Provided data Start Marker

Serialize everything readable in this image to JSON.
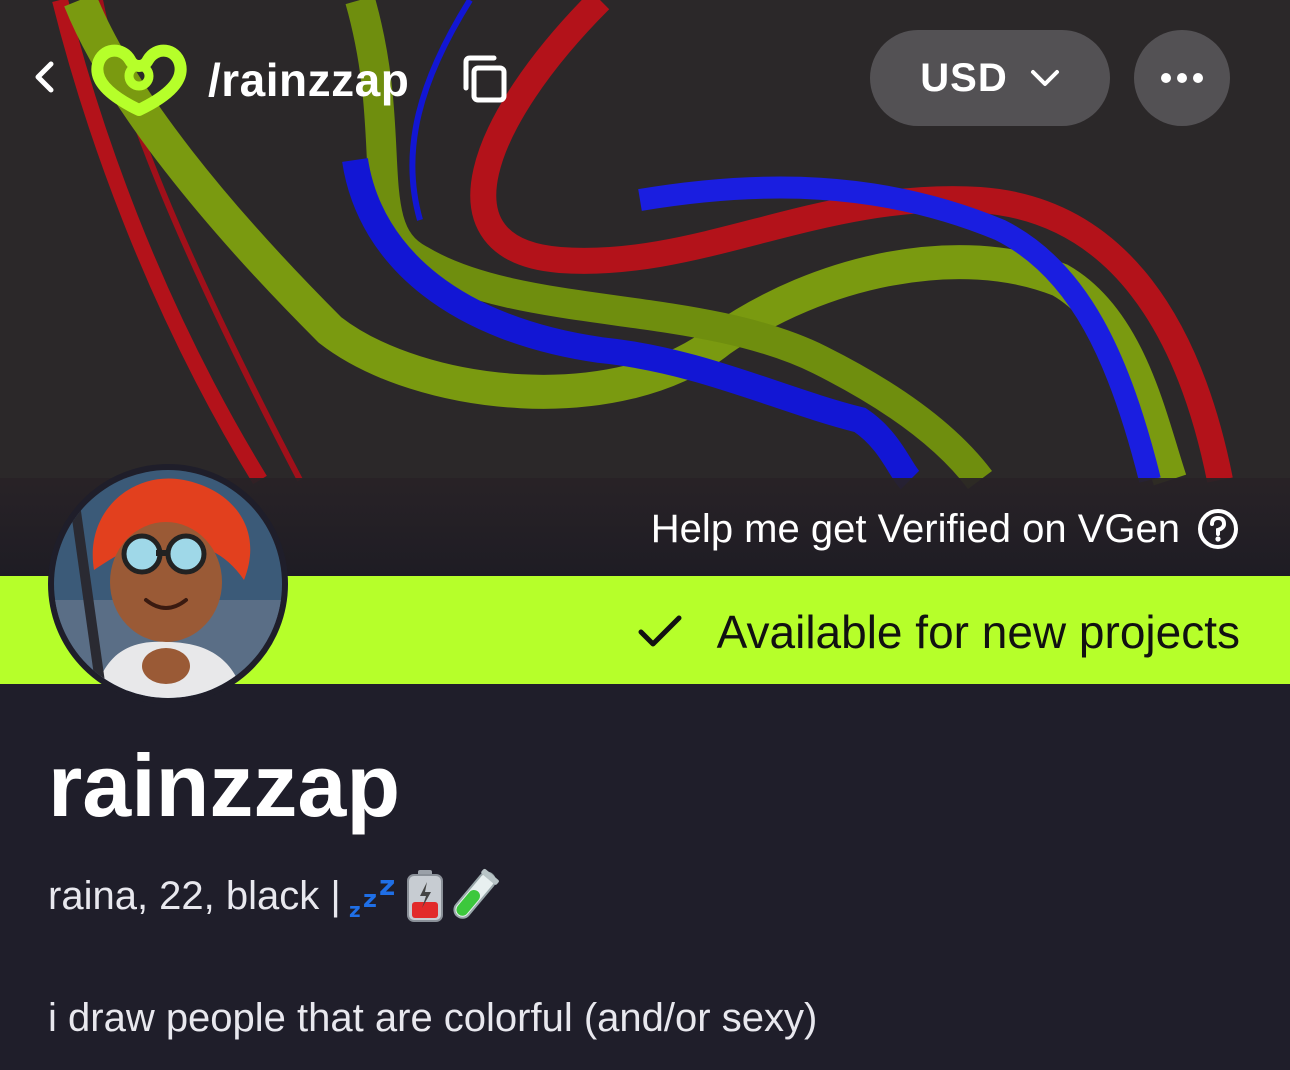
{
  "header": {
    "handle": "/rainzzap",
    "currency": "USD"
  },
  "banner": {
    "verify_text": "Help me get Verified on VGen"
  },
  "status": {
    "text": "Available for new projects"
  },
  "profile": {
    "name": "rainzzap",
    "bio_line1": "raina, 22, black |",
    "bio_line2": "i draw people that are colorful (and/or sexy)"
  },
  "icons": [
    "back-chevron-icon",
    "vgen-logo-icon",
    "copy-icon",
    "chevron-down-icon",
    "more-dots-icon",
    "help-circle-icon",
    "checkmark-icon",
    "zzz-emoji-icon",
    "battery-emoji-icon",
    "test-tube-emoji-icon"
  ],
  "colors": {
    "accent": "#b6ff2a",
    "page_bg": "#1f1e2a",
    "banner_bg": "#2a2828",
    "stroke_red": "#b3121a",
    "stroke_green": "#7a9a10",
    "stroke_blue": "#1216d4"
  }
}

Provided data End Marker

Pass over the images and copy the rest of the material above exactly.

Written solution.
Serialize everything readable in this image to JSON.
{
  "header": {
    "handle": "/rainzzap",
    "currency": "USD"
  },
  "banner": {
    "verify_text": "Help me get Verified on VGen"
  },
  "status": {
    "text": "Available for new projects"
  },
  "profile": {
    "name": "rainzzap",
    "bio_line1": "raina, 22, black |",
    "bio_line2": "i draw people that are colorful (and/or sexy)"
  },
  "icons": [
    "back-chevron-icon",
    "vgen-logo-icon",
    "copy-icon",
    "chevron-down-icon",
    "more-dots-icon",
    "help-circle-icon",
    "checkmark-icon",
    "zzz-emoji-icon",
    "battery-emoji-icon",
    "test-tube-emoji-icon"
  ],
  "colors": {
    "accent": "#b6ff2a",
    "page_bg": "#1f1e2a",
    "banner_bg": "#2a2828",
    "stroke_red": "#b3121a",
    "stroke_green": "#7a9a10",
    "stroke_blue": "#1216d4"
  }
}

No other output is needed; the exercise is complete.